**WORK ORDER:** Set down a true copy of the data, with all pictures left out.

**MATERIAL SUPPLIED:**

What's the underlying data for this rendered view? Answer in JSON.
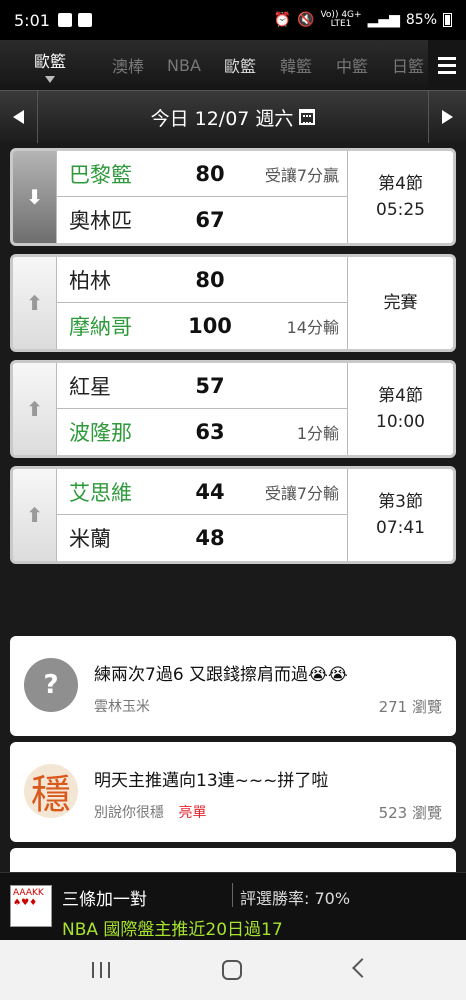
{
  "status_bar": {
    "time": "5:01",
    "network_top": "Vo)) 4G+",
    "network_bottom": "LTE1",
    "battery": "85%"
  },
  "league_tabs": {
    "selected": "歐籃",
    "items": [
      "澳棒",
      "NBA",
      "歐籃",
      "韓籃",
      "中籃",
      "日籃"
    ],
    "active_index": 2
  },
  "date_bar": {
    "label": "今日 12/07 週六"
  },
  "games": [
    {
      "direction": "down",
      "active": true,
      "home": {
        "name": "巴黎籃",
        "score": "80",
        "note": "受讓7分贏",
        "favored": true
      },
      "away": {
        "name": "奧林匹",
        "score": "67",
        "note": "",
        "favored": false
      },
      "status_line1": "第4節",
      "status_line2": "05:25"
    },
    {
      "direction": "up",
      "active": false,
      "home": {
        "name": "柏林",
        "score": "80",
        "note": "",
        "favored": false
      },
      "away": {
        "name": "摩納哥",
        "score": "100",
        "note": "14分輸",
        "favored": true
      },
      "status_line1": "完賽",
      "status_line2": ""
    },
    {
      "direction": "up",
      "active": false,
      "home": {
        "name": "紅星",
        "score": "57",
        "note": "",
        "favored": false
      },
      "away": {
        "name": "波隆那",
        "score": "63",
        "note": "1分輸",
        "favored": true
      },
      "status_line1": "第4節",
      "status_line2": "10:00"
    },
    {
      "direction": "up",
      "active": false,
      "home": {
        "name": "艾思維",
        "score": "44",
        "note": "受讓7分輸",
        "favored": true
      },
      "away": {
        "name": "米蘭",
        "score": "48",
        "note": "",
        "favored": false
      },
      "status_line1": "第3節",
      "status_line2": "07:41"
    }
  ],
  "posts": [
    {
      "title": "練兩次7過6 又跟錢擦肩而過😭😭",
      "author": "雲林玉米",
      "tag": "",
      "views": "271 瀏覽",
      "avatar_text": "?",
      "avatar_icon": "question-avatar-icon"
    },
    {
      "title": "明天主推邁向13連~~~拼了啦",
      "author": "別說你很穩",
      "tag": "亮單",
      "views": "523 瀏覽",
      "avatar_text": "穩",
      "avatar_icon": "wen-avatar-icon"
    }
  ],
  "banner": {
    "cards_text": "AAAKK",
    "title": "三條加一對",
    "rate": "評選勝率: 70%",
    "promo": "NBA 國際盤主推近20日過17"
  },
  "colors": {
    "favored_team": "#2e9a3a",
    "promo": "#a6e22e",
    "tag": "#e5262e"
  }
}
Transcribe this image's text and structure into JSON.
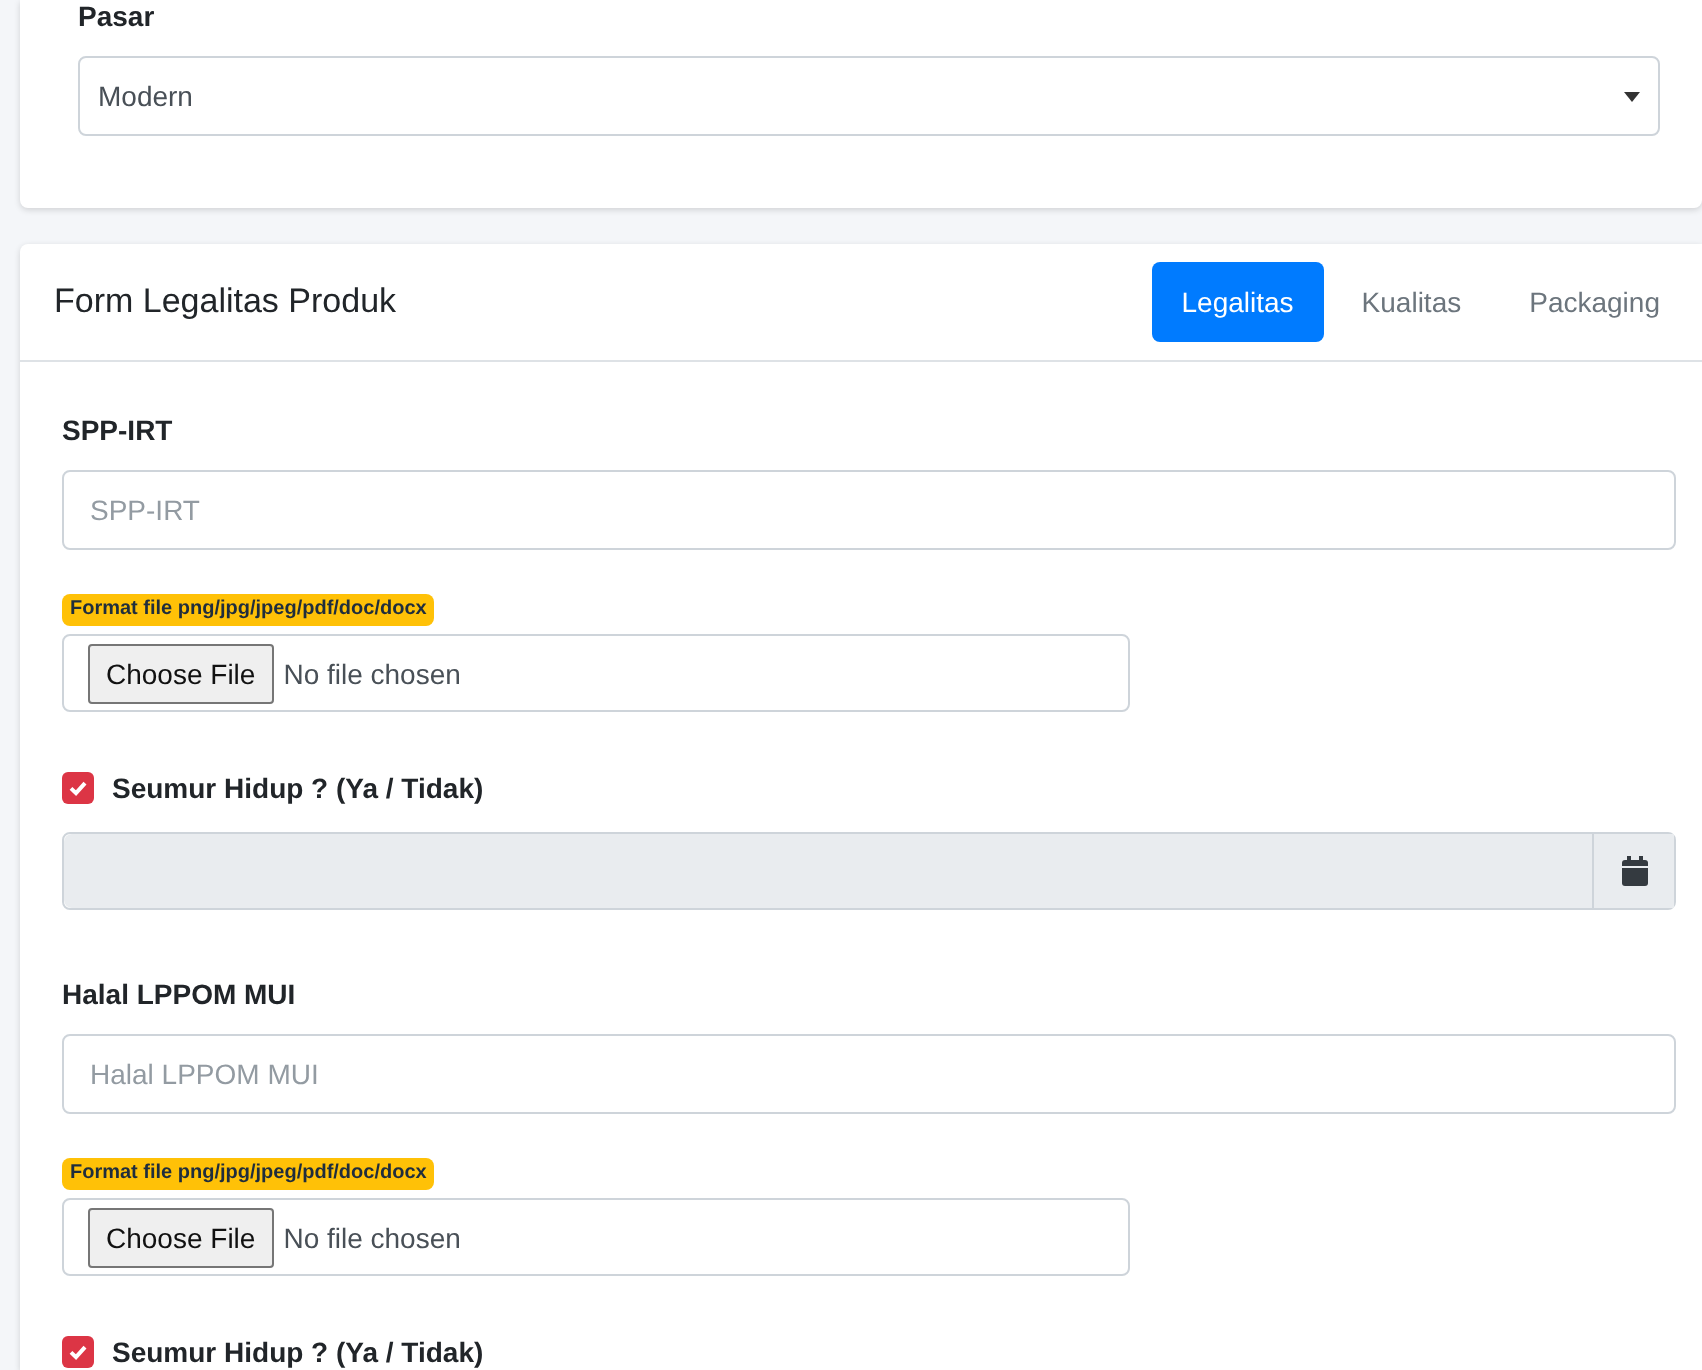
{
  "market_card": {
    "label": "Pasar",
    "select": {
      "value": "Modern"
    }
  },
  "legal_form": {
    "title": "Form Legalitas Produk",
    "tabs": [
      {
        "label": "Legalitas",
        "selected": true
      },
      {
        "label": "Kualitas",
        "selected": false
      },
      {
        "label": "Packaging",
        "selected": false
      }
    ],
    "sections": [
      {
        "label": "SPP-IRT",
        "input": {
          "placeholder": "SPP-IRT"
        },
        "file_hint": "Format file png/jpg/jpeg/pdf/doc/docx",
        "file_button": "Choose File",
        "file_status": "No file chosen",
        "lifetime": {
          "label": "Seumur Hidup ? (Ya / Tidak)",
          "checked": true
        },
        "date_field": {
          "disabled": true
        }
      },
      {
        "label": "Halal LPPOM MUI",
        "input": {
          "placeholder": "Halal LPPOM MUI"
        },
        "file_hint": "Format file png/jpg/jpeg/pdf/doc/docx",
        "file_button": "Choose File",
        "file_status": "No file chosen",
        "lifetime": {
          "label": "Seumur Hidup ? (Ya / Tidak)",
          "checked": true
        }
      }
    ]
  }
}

**YOUR RESPONSE:**
What's the underlying data for this rendered view? Answer in JSON.
{
  "status_bar": {
    "time": "5:01",
    "network_top": "Vo)) 4G+",
    "network_bottom": "LTE1",
    "battery": "85%"
  },
  "league_tabs": {
    "selected": "歐籃",
    "items": [
      "澳棒",
      "NBA",
      "歐籃",
      "韓籃",
      "中籃",
      "日籃"
    ],
    "active_index": 2
  },
  "date_bar": {
    "label": "今日 12/07 週六"
  },
  "games": [
    {
      "direction": "down",
      "active": true,
      "home": {
        "name": "巴黎籃",
        "score": "80",
        "note": "受讓7分贏",
        "favored": true
      },
      "away": {
        "name": "奧林匹",
        "score": "67",
        "note": "",
        "favored": false
      },
      "status_line1": "第4節",
      "status_line2": "05:25"
    },
    {
      "direction": "up",
      "active": false,
      "home": {
        "name": "柏林",
        "score": "80",
        "note": "",
        "favored": false
      },
      "away": {
        "name": "摩納哥",
        "score": "100",
        "note": "14分輸",
        "favored": true
      },
      "status_line1": "完賽",
      "status_line2": ""
    },
    {
      "direction": "up",
      "active": false,
      "home": {
        "name": "紅星",
        "score": "57",
        "note": "",
        "favored": false
      },
      "away": {
        "name": "波隆那",
        "score": "63",
        "note": "1分輸",
        "favored": true
      },
      "status_line1": "第4節",
      "status_line2": "10:00"
    },
    {
      "direction": "up",
      "active": false,
      "home": {
        "name": "艾思維",
        "score": "44",
        "note": "受讓7分輸",
        "favored": true
      },
      "away": {
        "name": "米蘭",
        "score": "48",
        "note": "",
        "favored": false
      },
      "status_line1": "第3節",
      "status_line2": "07:41"
    }
  ],
  "posts": [
    {
      "title": "練兩次7過6 又跟錢擦肩而過😭😭",
      "author": "雲林玉米",
      "tag": "",
      "views": "271 瀏覽",
      "avatar_text": "?",
      "avatar_icon": "question-avatar-icon"
    },
    {
      "title": "明天主推邁向13連~~~拼了啦",
      "author": "別說你很穩",
      "tag": "亮單",
      "views": "523 瀏覽",
      "avatar_text": "穩",
      "avatar_icon": "wen-avatar-icon"
    }
  ],
  "banner": {
    "cards_text": "AAAKK",
    "title": "三條加一對",
    "rate": "評選勝率: 70%",
    "promo": "NBA 國際盤主推近20日過17"
  },
  "colors": {
    "favored_team": "#2e9a3a",
    "promo": "#a6e22e",
    "tag": "#e5262e"
  }
}
Transcribe this image's text and structure into JSON.
{
  "market_card": {
    "label": "Pasar",
    "select": {
      "value": "Modern"
    }
  },
  "legal_form": {
    "title": "Form Legalitas Produk",
    "tabs": [
      {
        "label": "Legalitas",
        "selected": true
      },
      {
        "label": "Kualitas",
        "selected": false
      },
      {
        "label": "Packaging",
        "selected": false
      }
    ],
    "sections": [
      {
        "label": "SPP-IRT",
        "input": {
          "placeholder": "SPP-IRT"
        },
        "file_hint": "Format file png/jpg/jpeg/pdf/doc/docx",
        "file_button": "Choose File",
        "file_status": "No file chosen",
        "lifetime": {
          "label": "Seumur Hidup ? (Ya / Tidak)",
          "checked": true
        },
        "date_field": {
          "disabled": true
        }
      },
      {
        "label": "Halal LPPOM MUI",
        "input": {
          "placeholder": "Halal LPPOM MUI"
        },
        "file_hint": "Format file png/jpg/jpeg/pdf/doc/docx",
        "file_button": "Choose File",
        "file_status": "No file chosen",
        "lifetime": {
          "label": "Seumur Hidup ? (Ya / Tidak)",
          "checked": true
        }
      }
    ]
  }
}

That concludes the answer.